Here the world has turned upside down. Here she is being asked why a daughter wants to see her father. It is not anymore the norm. The families, good soldiers all, have stayed away and so when one comes, she feels that she has to establish a special relationship -- a special closeness.

"My father and I are very close," says Allyssa Keough.

Nothing is like it used to be. Family love must make way for the medics and heroism has been banished by the shrinks. Instead of the old tickertape parade, the crowd cheering and the mayor bestowing a municipal medal, they have been isolated. Their spokesmen are not publicists but doctors and psychiatrists and the talk is not of bold deeds, but of depression.

They are, some of them, depressed. Some of them are more depressed than others. And some of them are, from the evidence, downright cheerful. But they are being watched, observed, measured, tested. They are being given psychological tests and talking to the shrinks and the terms being used are "depression" and "transient psychological illness" and "flashback syndrome." Some of them feel guilty -- "inappropriate guilt," a medical spokesman said -- because of things they were made to do when they were in Iran.

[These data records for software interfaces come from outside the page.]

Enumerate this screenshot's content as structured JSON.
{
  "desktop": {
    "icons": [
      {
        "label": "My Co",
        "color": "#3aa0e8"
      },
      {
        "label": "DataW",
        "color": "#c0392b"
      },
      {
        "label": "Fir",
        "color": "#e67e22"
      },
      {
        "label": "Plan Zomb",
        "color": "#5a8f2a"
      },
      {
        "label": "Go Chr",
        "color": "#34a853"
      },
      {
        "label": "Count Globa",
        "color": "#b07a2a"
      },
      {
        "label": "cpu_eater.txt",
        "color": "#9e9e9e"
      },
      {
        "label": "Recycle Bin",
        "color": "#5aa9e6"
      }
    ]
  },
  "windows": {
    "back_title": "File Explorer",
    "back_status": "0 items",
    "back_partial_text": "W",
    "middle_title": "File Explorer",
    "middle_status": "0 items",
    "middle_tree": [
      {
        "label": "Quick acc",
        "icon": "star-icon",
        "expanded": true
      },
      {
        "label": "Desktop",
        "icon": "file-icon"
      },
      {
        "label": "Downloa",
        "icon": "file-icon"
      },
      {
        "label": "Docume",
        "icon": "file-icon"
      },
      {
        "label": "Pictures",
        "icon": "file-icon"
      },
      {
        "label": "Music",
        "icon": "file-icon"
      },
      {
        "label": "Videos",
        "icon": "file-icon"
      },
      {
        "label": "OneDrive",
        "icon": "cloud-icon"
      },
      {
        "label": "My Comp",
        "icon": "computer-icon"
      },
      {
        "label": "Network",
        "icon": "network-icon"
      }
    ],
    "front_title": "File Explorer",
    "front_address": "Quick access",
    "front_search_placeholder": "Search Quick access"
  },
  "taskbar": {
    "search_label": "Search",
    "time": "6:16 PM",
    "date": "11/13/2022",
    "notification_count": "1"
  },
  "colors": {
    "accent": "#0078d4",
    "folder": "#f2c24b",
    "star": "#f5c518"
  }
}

The nation has come to expect this. World War II produced heroes, of course, but even back then there was a film about the difficulties of adjusting to civilian life. It was called "The Best Years of Our Lives" and it won several Oscars. In Korea we learned of brainwashing and in Vietnam we learned that cowardice is not a failure of will but maybe a psychological state or a political statement. There were few heroes in Korea, almost none in Vietnam and we could not even decide anymore what represents heroism, what represents cowardice. It had become too confusing, too complex. John Wayne had been put on the couch: "Tell me Mister Wayne, how did it feel after you singlehandedly beat Japan, Germany and Italy?"

So, now, in this place, there are no heroes, no cowards.The former president comes to visit, and there is no parade, no award ceremony. Instead, there are some closed-door meetings, some rough moments, then reconciliation, then a goodbye and then the medics move back in. There is at least one "returnee" who won't come out of his room. There are others who are just plain depressed. And there is no correlation between the kind of treatment they got in Iran and the way they feel now. Two and two no longer add to four.

Soon the testing will end. Soon group therapy will begin and soon after that they will go home to some isolated place in America -- a special place within a special place for some very special people.

Allyssa Keough sits on the couch. She was, for a brief moment, the media's pin-up girl and she is asked over and over again what her father was like when she saw him and what he said. She reveals nothing and so the press goes back to asking why she came all this way to see her father. She recites the usual answers. She is young, but she knows something we have forgotten.

This is the way you greet a hero.